Eventually I felt almost completely calm. I would still examine my eyelid in the mirror throughout the day (and well into the next day), but seeing no changes assured me enough to eventually believe I would be ok. Later that morning, one of my friends called over to see if I wanted to play outside. I did and after getting permission from my mom, who was still being short with me, I headed to my room to change. I dressed quickly, yet when I went to wear my trusty Converse high tops, I paused. Since I was feeling more “fresh” after my thorough hand washing, it may be better to wear my newer pair of canvas shoes. I hadn’t ever worn them for outdoor play. They were mainly for wearing to “nice events” such as when my family was invited to dinners at my parents’ friends’ homes, but I wanted a fresh start to the rest of the day, so the canvas shoes it would be. Tying the laces was somewhat less fluid than usual, but I chalked that up to the newness of the lace cord and not to my now very dry, moisture-stripped hands.
As I was about to leave my room to head out, I felt a momentary pang of guilt. I knew I shouldn’t scuff my good shoes with outdoor play, but they were just shoes. They were easily replaceable. But that wasn’t why I was feeling guilty. I couldn’t quite place why I was feeling uneasy, but I felt it as I glanced back at my worn-in high top Converse shoes resting in my closet corner. Why was I avoiding them? Was I avoiding them? I probably would wear those tomorrow again anyway, so it was fine to take a break from them. I mean they still had a lot of wear in them, so yeah, I would definitely wear them again. I just didn’t feel like wearing them now. I just needed to feel fresh and for some reason my Chuck Taylors were reminding me of all the remote places I ventured into while wearing them. Places that may not have been as “safe” as I had thought. Places where one could acquire an obscure illness of some kind. Still, I loved my Converse high tops! They were part of “my look” and having a trademark at that age was essential. Of course I would wear them again. I would wear them again a lot! That’s what I thought to myself, almost convincingly, as I left my room.
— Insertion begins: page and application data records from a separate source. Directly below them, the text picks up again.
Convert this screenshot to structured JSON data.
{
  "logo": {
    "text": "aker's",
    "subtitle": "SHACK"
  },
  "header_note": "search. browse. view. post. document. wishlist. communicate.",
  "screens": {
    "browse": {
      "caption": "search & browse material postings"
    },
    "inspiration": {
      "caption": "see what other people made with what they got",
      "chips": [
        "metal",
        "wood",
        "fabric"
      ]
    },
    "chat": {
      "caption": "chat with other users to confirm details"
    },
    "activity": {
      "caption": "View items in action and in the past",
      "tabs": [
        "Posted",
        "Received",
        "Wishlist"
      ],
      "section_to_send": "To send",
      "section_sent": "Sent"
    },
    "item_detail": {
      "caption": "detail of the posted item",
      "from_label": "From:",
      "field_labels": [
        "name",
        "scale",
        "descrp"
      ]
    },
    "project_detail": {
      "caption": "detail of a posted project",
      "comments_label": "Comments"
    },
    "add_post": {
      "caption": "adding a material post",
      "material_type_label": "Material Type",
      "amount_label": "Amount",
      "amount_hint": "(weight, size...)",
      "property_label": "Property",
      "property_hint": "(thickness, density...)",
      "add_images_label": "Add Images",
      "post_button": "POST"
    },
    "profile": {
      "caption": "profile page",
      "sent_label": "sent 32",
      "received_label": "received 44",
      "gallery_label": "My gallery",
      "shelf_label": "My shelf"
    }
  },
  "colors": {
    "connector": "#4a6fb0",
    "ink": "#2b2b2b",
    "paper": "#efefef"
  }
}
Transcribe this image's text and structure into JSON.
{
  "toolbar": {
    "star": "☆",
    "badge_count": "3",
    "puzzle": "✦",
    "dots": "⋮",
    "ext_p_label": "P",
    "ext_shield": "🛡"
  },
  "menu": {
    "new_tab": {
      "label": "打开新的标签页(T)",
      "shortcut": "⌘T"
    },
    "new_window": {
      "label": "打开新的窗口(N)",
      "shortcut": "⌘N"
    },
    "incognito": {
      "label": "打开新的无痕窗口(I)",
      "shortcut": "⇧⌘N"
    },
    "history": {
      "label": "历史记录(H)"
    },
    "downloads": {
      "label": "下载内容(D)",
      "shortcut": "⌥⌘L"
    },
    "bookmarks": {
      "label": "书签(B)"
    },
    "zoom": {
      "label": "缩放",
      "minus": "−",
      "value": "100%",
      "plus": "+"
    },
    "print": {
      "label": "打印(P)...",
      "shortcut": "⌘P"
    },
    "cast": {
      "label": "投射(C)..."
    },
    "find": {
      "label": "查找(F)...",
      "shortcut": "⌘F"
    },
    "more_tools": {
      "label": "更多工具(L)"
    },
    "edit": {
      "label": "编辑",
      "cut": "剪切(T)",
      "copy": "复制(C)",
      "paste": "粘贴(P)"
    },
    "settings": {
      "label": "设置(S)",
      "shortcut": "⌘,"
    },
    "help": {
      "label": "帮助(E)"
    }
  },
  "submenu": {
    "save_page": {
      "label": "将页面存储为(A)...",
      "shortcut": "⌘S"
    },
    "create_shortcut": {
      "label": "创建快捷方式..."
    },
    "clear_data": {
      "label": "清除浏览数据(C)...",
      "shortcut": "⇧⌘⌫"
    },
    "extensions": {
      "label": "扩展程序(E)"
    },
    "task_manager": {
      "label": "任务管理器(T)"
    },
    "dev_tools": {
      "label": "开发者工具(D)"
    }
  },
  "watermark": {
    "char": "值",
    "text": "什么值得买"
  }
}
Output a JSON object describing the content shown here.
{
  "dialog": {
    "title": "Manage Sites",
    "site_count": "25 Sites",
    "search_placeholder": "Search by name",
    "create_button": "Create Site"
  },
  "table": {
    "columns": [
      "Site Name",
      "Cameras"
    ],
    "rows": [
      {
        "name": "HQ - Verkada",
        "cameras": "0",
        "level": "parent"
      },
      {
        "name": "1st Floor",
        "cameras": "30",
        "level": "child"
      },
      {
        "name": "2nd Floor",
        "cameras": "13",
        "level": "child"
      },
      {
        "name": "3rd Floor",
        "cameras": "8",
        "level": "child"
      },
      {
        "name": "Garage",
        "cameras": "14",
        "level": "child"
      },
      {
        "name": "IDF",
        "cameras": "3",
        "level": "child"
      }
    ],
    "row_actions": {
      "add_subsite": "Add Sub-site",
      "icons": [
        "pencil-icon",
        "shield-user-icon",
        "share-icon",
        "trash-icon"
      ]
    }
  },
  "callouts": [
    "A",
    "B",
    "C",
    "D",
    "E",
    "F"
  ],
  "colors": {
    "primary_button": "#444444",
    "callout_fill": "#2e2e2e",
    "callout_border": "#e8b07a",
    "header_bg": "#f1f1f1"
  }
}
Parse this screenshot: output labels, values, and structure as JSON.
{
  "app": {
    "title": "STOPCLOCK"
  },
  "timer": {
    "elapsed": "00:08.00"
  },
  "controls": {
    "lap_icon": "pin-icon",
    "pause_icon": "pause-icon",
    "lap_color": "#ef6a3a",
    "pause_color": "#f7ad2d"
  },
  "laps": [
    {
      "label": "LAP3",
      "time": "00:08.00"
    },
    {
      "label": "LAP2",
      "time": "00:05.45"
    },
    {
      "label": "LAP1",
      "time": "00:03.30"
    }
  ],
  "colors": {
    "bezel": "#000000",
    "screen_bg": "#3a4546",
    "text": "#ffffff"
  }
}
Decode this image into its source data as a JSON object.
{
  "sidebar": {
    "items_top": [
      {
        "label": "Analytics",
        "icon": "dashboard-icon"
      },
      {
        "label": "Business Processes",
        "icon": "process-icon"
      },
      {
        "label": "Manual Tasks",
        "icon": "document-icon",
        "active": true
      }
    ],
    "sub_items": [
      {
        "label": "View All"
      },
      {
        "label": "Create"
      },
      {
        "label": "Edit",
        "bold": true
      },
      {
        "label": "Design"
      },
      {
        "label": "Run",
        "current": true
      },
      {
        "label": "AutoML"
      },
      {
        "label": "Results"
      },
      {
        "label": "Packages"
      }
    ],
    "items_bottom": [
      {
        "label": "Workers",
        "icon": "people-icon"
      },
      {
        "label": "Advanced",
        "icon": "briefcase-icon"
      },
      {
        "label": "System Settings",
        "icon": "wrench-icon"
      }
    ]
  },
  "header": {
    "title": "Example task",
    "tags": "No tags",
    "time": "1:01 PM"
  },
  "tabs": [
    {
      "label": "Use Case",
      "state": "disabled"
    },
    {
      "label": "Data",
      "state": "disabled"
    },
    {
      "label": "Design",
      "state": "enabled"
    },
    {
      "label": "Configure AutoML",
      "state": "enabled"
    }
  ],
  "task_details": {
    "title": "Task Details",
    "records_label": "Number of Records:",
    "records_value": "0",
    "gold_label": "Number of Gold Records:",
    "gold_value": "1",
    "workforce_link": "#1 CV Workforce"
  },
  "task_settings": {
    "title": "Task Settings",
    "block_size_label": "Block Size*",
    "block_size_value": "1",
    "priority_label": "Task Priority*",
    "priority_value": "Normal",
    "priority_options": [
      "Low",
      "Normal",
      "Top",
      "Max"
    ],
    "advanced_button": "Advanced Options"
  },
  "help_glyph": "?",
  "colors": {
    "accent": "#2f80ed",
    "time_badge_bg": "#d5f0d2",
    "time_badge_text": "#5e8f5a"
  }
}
Weeks later I noticed they weren’t in my closet corner anymore. I assumed my mom removed them, but I wasn’t sure as to when she had done so. I hadn’t worn them since the day of the eyelid scare so my mom possibly thought I didn’t care for them anymore and probably donated them to the local clothing charity. I tried to imagine who their new owner was, but I couldn’t. They had belonged to me and I had attached value to them. It’s somewhat sad knowing that pair was the last high-top Chuck Taylors I would own and probably the first piece of clothing and identity I had sacrificed to OCD. And while I don’t believe something as simple as wearing those shoes that day would have curbed any future degeneration into OCD, I still wish that boy, who so boldly explored Yemen’s treacherous terrain, would have just tried.